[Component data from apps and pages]
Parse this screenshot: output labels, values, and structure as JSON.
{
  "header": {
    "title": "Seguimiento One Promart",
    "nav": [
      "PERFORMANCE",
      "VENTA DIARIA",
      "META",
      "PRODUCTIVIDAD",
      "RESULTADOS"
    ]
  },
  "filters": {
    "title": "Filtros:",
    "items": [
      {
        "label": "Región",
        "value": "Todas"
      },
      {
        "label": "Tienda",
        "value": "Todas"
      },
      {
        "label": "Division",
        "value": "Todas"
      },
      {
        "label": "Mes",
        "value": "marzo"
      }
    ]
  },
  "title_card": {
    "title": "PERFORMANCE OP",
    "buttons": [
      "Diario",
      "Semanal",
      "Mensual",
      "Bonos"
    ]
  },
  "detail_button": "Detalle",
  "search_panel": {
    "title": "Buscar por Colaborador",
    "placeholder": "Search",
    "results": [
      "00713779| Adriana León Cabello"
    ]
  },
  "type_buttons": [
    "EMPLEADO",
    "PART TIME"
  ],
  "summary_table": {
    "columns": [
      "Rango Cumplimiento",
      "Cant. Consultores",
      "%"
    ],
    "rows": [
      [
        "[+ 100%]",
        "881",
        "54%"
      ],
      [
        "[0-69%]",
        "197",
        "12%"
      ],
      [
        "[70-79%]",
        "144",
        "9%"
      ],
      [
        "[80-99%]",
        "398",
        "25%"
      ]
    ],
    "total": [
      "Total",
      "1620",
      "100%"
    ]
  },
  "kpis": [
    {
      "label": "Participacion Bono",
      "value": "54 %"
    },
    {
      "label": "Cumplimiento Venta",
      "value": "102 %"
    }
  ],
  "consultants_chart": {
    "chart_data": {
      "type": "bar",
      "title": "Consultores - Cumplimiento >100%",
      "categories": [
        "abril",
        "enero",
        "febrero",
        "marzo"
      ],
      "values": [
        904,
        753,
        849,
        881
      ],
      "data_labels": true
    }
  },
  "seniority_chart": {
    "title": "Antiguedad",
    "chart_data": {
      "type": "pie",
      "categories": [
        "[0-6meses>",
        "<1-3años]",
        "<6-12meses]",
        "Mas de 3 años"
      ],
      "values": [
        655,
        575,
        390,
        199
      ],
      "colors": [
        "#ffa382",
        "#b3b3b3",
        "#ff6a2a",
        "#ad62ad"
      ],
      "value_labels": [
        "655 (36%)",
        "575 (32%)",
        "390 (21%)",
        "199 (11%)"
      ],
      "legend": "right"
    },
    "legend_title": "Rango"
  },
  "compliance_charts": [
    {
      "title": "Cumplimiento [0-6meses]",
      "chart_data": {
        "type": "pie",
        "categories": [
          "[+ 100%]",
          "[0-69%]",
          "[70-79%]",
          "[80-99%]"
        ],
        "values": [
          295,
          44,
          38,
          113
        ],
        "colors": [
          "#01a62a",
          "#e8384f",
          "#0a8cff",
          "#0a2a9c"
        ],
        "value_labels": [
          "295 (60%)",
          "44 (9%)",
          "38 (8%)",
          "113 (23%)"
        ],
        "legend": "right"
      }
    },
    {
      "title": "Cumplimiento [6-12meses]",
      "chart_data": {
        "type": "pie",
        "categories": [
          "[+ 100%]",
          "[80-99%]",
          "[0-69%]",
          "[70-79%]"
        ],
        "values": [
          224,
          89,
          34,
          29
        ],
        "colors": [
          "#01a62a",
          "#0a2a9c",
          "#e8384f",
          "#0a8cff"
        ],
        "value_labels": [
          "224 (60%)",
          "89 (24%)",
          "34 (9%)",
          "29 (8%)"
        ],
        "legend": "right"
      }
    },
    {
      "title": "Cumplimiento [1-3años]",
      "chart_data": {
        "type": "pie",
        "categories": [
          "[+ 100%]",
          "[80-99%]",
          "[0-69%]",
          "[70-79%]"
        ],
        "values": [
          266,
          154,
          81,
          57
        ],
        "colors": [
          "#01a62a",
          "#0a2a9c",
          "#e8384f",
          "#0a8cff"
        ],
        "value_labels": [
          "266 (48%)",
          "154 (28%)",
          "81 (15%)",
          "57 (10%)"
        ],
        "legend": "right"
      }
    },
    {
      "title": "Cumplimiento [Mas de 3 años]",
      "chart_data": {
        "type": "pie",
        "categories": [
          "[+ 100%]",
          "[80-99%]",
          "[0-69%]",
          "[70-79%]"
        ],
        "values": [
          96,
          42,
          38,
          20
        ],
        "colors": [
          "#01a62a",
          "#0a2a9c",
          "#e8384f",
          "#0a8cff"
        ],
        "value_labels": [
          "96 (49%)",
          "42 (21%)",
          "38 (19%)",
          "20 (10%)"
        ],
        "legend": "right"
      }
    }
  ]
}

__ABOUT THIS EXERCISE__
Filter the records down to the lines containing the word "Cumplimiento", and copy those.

__RESULT__
      "Rango Cumplimiento",
      "label": "Cumplimiento Venta",
      "title": "Consultores - Cumplimiento >100%",
      "title": "Cumplimiento [0-6meses]",
      "title": "Cumplimiento [6-12meses]",
      "title": "Cumplimiento [1-3años]",
      "title": "Cumplimiento [Mas de 3 años]",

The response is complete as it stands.